==== RECORDED INFORMATION ====
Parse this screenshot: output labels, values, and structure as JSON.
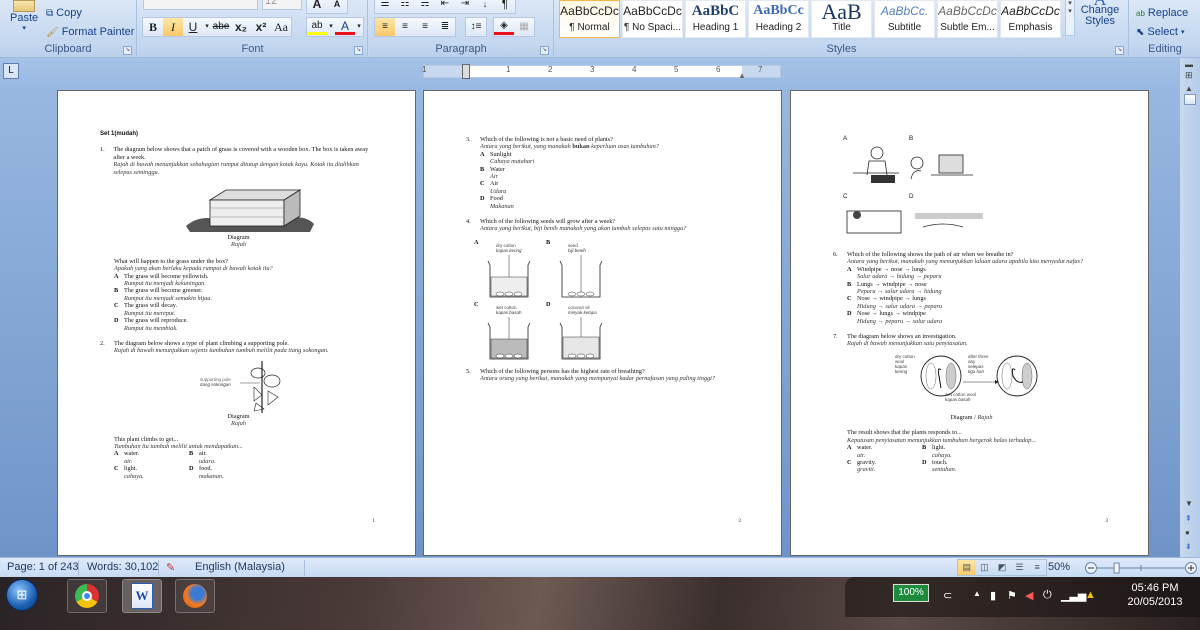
{
  "ribbon": {
    "clipboard": {
      "label": "Clipboard",
      "paste": "Paste",
      "copy": "Copy",
      "format_painter": "Format Painter"
    },
    "font": {
      "label": "Font",
      "size": "12",
      "buttons": [
        "B",
        "I",
        "U",
        "abe",
        "x₂",
        "x²",
        "Aa"
      ],
      "grow": "A",
      "shrink": "A",
      "highlight_color": "#ffff00",
      "font_color": "#e8101a"
    },
    "paragraph": {
      "label": "Paragraph"
    },
    "styles": {
      "label": "Styles",
      "items": [
        {
          "preview": "AaBbCcDc",
          "name": "¶ Normal",
          "selected": true
        },
        {
          "preview": "AaBbCcDc",
          "name": "¶ No Spaci..."
        },
        {
          "preview": "AaBbC",
          "name": "Heading 1"
        },
        {
          "preview": "AaBbCc",
          "name": "Heading 2"
        },
        {
          "preview": "AaB",
          "name": "Title"
        },
        {
          "preview": "AaBbCc.",
          "name": "Subtitle"
        },
        {
          "preview": "AaBbCcDc",
          "name": "Subtle Em..."
        },
        {
          "preview": "AaBbCcDc",
          "name": "Emphasis"
        }
      ],
      "change_styles": "Change Styles"
    },
    "editing": {
      "label": "Editing",
      "replace": "Replace",
      "select": "Select"
    }
  },
  "ruler": {
    "tab_selector": "L",
    "numbers": [
      "1",
      "1",
      "2",
      "3",
      "4",
      "5",
      "6",
      "7"
    ]
  },
  "pages": {
    "p1": {
      "set_title": "Set 1(mudah)",
      "q1": {
        "num": "1.",
        "en": "The diagram below shows that a patch of grass is covered with a wooden box. The box is taken away after a week.",
        "ms": "Rajah di bawah menunjukkan sebahagian rumput ditutup dengan kotak kayu. Kotak itu dialihkan selepas seminggu.",
        "caption_en": "Diagram",
        "caption_ms": "Rajah",
        "stem_en": "What will happen to the grass under the box?",
        "stem_ms": "Apakah yang akan berlaku kepada rumput di bawah kotak itu?",
        "options": [
          {
            "letter": "A",
            "en": "The grass will become yellowish.",
            "ms": "Rumput itu menjadi kekuningan."
          },
          {
            "letter": "B",
            "en": "The grass will become greener.",
            "ms": "Rumput itu menjadi semakin hijau."
          },
          {
            "letter": "C",
            "en": "The grass will decay.",
            "ms": "Rumput itu mereput."
          },
          {
            "letter": "D",
            "en": "The grass will reproduce.",
            "ms": "Rumput itu membiak."
          }
        ]
      },
      "q2": {
        "num": "2.",
        "en": "The diagram below shows a type of plant climbing a supporting pole.",
        "ms": "Rajah di bawah menunjukkan sejenis tumbuhan tumbuh melilit pada tiang sokongan.",
        "label_en": "supporting pole",
        "label_ms": "tiang sokongan",
        "caption_en": "Diagram",
        "caption_ms": "Rajah",
        "stem_en": "This plant climbs to get...",
        "stem_ms": "Tumbuhan itu tumbuh melilit untuk mendapatkan...",
        "options": [
          {
            "letter": "A",
            "en": "water.",
            "ms": "air."
          },
          {
            "letter": "B",
            "en": "air.",
            "ms": "udara."
          },
          {
            "letter": "C",
            "en": "light.",
            "ms": "cahaya."
          },
          {
            "letter": "D",
            "en": "food.",
            "ms": "makanan."
          }
        ]
      },
      "page_number": "1"
    },
    "p2": {
      "q3": {
        "num": "3.",
        "en": "Which of the following is not a basic need of plants?",
        "ms_pre": "Antara yang berikut, yang manakah",
        "ms_bold": "bukan",
        "ms_post": "keperluan asas tumbuhan?",
        "options": [
          {
            "letter": "A",
            "en": "Sunlight",
            "ms": "Cahaya matahari"
          },
          {
            "letter": "B",
            "en": "Water",
            "ms": "Air"
          },
          {
            "letter": "C",
            "en": "Air",
            "ms": "Udara"
          },
          {
            "letter": "D",
            "en": "Food",
            "ms": "Makanan"
          }
        ]
      },
      "q4": {
        "num": "4.",
        "en": "Which of the following seeds will grow after a week?",
        "ms": "Antara yang berikut, biji benih manakah yang akan tumbuh selepas satu minggu?",
        "beakers": [
          {
            "letter": "A",
            "en": "dry cotton",
            "ms": "kapas kering"
          },
          {
            "letter": "B",
            "en": "seed",
            "ms": "biji benih"
          },
          {
            "letter": "C",
            "en": "wet cotton",
            "ms": "kapas basah"
          },
          {
            "letter": "D",
            "en": "coconut oil",
            "ms": "minyak kelapa"
          }
        ]
      },
      "q5": {
        "num": "5.",
        "en": "Which of the following persons has the highest rate of breathing?",
        "ms": "Antara orang yang berikut, manakah yang mempunyai kadar pernafasan yang paling tinggi?"
      },
      "page_number": "2"
    },
    "p3": {
      "q5_images": [
        "A",
        "B",
        "C",
        "D"
      ],
      "q6": {
        "num": "6.",
        "en": "Which of the following shows the path of air when we breathe in?",
        "ms": "Antara yang berikut, manakah yang menunjukkan laluan udara apabila kita menyedut nafas?",
        "options": [
          {
            "letter": "A",
            "en": "Windpipe → nose → lungs",
            "ms": "Salur udara → hidung → peparu"
          },
          {
            "letter": "B",
            "en": "Lungs → windpipe → nose",
            "ms": "Peparu → salur udara → hidung"
          },
          {
            "letter": "C",
            "en": "Nose → windpipe → lungs",
            "ms": "Hidung → salur udara → peparu"
          },
          {
            "letter": "D",
            "en": "Nose → lungs → windpipe",
            "ms": "Hidung → peparu → salur udara"
          }
        ]
      },
      "q7": {
        "num": "7.",
        "en": "The diagram below shows an investigation.",
        "ms": "Rajah di bawah menunjukkan satu penyiasatan.",
        "label_dry": "dry cotton wool",
        "label_dry_ms": "kapas kering",
        "label_after": "after three day",
        "label_after_ms": "selepas tiga hari",
        "label_wet": "wet cotton wool",
        "label_wet_ms": "kapas basah",
        "caption_en": "Diagram /",
        "caption_ms": "Rajah",
        "stem_en": "The result shows that the plants responds to...",
        "stem_ms": "Keputusan penyiasatan menunjukkan tumbuhan bergerak balas terhadap...",
        "options": [
          {
            "letter": "A",
            "en": "water.",
            "ms": "air."
          },
          {
            "letter": "B",
            "en": "light.",
            "ms": "cahaya."
          },
          {
            "letter": "C",
            "en": "gravity.",
            "ms": "graviti."
          },
          {
            "letter": "D",
            "en": "touch.",
            "ms": "sentuhan."
          }
        ]
      },
      "page_number": "3"
    }
  },
  "status_bar": {
    "page": "Page: 1 of 243",
    "words": "Words: 30,102",
    "language": "English (Malaysia)",
    "zoom": "50%",
    "zoom_level_percent": 50
  },
  "taskbar": {
    "apps": [
      "start-button",
      "chrome",
      "word",
      "firefox"
    ],
    "battery": "100%",
    "time": "05:46 PM",
    "date": "20/05/2013"
  }
}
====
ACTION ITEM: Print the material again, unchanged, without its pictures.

TASK OUTPUT:
Parse this screenshot: output labels, values, and structure as JSON.
{
  "ribbon": {
    "clipboard": {
      "label": "Clipboard",
      "paste": "Paste",
      "copy": "Copy",
      "format_painter": "Format Painter"
    },
    "font": {
      "label": "Font",
      "size": "12",
      "buttons": [
        "B",
        "I",
        "U",
        "abe",
        "x₂",
        "x²",
        "Aa"
      ],
      "grow": "A",
      "shrink": "A",
      "highlight_color": "#ffff00",
      "font_color": "#e8101a"
    },
    "paragraph": {
      "label": "Paragraph"
    },
    "styles": {
      "label": "Styles",
      "items": [
        {
          "preview": "AaBbCcDc",
          "name": "¶ Normal",
          "selected": true
        },
        {
          "preview": "AaBbCcDc",
          "name": "¶ No Spaci..."
        },
        {
          "preview": "AaBbC",
          "name": "Heading 1"
        },
        {
          "preview": "AaBbCc",
          "name": "Heading 2"
        },
        {
          "preview": "AaB",
          "name": "Title"
        },
        {
          "preview": "AaBbCc.",
          "name": "Subtitle"
        },
        {
          "preview": "AaBbCcDc",
          "name": "Subtle Em..."
        },
        {
          "preview": "AaBbCcDc",
          "name": "Emphasis"
        }
      ],
      "change_styles": "Change Styles"
    },
    "editing": {
      "label": "Editing",
      "replace": "Replace",
      "select": "Select"
    }
  },
  "ruler": {
    "tab_selector": "L",
    "numbers": [
      "1",
      "1",
      "2",
      "3",
      "4",
      "5",
      "6",
      "7"
    ]
  },
  "pages": {
    "p1": {
      "set_title": "Set 1(mudah)",
      "q1": {
        "num": "1.",
        "en": "The diagram below shows that a patch of grass is covered with a wooden box. The box is taken away after a week.",
        "ms": "Rajah di bawah menunjukkan sebahagian rumput ditutup dengan kotak kayu. Kotak itu dialihkan selepas seminggu.",
        "caption_en": "Diagram",
        "caption_ms": "Rajah",
        "stem_en": "What will happen to the grass under the box?",
        "stem_ms": "Apakah yang akan berlaku kepada rumput di bawah kotak itu?",
        "options": [
          {
            "letter": "A",
            "en": "The grass will become yellowish.",
            "ms": "Rumput itu menjadi kekuningan."
          },
          {
            "letter": "B",
            "en": "The grass will become greener.",
            "ms": "Rumput itu menjadi semakin hijau."
          },
          {
            "letter": "C",
            "en": "The grass will decay.",
            "ms": "Rumput itu mereput."
          },
          {
            "letter": "D",
            "en": "The grass will reproduce.",
            "ms": "Rumput itu membiak."
          }
        ]
      },
      "q2": {
        "num": "2.",
        "en": "The diagram below shows a type of plant climbing a supporting pole.",
        "ms": "Rajah di bawah menunjukkan sejenis tumbuhan tumbuh melilit pada tiang sokongan.",
        "label_en": "supporting pole",
        "label_ms": "tiang sokongan",
        "caption_en": "Diagram",
        "caption_ms": "Rajah",
        "stem_en": "This plant climbs to get...",
        "stem_ms": "Tumbuhan itu tumbuh melilit untuk mendapatkan...",
        "options": [
          {
            "letter": "A",
            "en": "water.",
            "ms": "air."
          },
          {
            "letter": "B",
            "en": "air.",
            "ms": "udara."
          },
          {
            "letter": "C",
            "en": "light.",
            "ms": "cahaya."
          },
          {
            "letter": "D",
            "en": "food.",
            "ms": "makanan."
          }
        ]
      },
      "page_number": "1"
    },
    "p2": {
      "q3": {
        "num": "3.",
        "en": "Which of the following is not a basic need of plants?",
        "ms_pre": "Antara yang berikut, yang manakah",
        "ms_bold": "bukan",
        "ms_post": "keperluan asas tumbuhan?",
        "options": [
          {
            "letter": "A",
            "en": "Sunlight",
            "ms": "Cahaya matahari"
          },
          {
            "letter": "B",
            "en": "Water",
            "ms": "Air"
          },
          {
            "letter": "C",
            "en": "Air",
            "ms": "Udara"
          },
          {
            "letter": "D",
            "en": "Food",
            "ms": "Makanan"
          }
        ]
      },
      "q4": {
        "num": "4.",
        "en": "Which of the following seeds will grow after a week?",
        "ms": "Antara yang berikut, biji benih manakah yang akan tumbuh selepas satu minggu?",
        "beakers": [
          {
            "letter": "A",
            "en": "dry cotton",
            "ms": "kapas kering"
          },
          {
            "letter": "B",
            "en": "seed",
            "ms": "biji benih"
          },
          {
            "letter": "C",
            "en": "wet cotton",
            "ms": "kapas basah"
          },
          {
            "letter": "D",
            "en": "coconut oil",
            "ms": "minyak kelapa"
          }
        ]
      },
      "q5": {
        "num": "5.",
        "en": "Which of the following persons has the highest rate of breathing?",
        "ms": "Antara orang yang berikut, manakah yang mempunyai kadar pernafasan yang paling tinggi?"
      },
      "page_number": "2"
    },
    "p3": {
      "q5_images": [
        "A",
        "B",
        "C",
        "D"
      ],
      "q6": {
        "num": "6.",
        "en": "Which of the following shows the path of air when we breathe in?",
        "ms": "Antara yang berikut, manakah yang menunjukkan laluan udara apabila kita menyedut nafas?",
        "options": [
          {
            "letter": "A",
            "en": "Windpipe → nose → lungs",
            "ms": "Salur udara → hidung → peparu"
          },
          {
            "letter": "B",
            "en": "Lungs → windpipe → nose",
            "ms": "Peparu → salur udara → hidung"
          },
          {
            "letter": "C",
            "en": "Nose → windpipe → lungs",
            "ms": "Hidung → salur udara → peparu"
          },
          {
            "letter": "D",
            "en": "Nose → lungs → windpipe",
            "ms": "Hidung → peparu → salur udara"
          }
        ]
      },
      "q7": {
        "num": "7.",
        "en": "The diagram below shows an investigation.",
        "ms": "Rajah di bawah menunjukkan satu penyiasatan.",
        "label_dry": "dry cotton wool",
        "label_dry_ms": "kapas kering",
        "label_after": "after three day",
        "label_after_ms": "selepas tiga hari",
        "label_wet": "wet cotton wool",
        "label_wet_ms": "kapas basah",
        "caption_en": "Diagram /",
        "caption_ms": "Rajah",
        "stem_en": "The result shows that the plants responds to...",
        "stem_ms": "Keputusan penyiasatan menunjukkan tumbuhan bergerak balas terhadap...",
        "options": [
          {
            "letter": "A",
            "en": "water.",
            "ms": "air."
          },
          {
            "letter": "B",
            "en": "light.",
            "ms": "cahaya."
          },
          {
            "letter": "C",
            "en": "gravity.",
            "ms": "graviti."
          },
          {
            "letter": "D",
            "en": "touch.",
            "ms": "sentuhan."
          }
        ]
      },
      "page_number": "3"
    }
  },
  "status_bar": {
    "page": "Page: 1 of 243",
    "words": "Words: 30,102",
    "language": "English (Malaysia)",
    "zoom": "50%",
    "zoom_level_percent": 50
  },
  "taskbar": {
    "apps": [
      "start-button",
      "chrome",
      "word",
      "firefox"
    ],
    "battery": "100%",
    "time": "05:46 PM",
    "date": "20/05/2013"
  }
}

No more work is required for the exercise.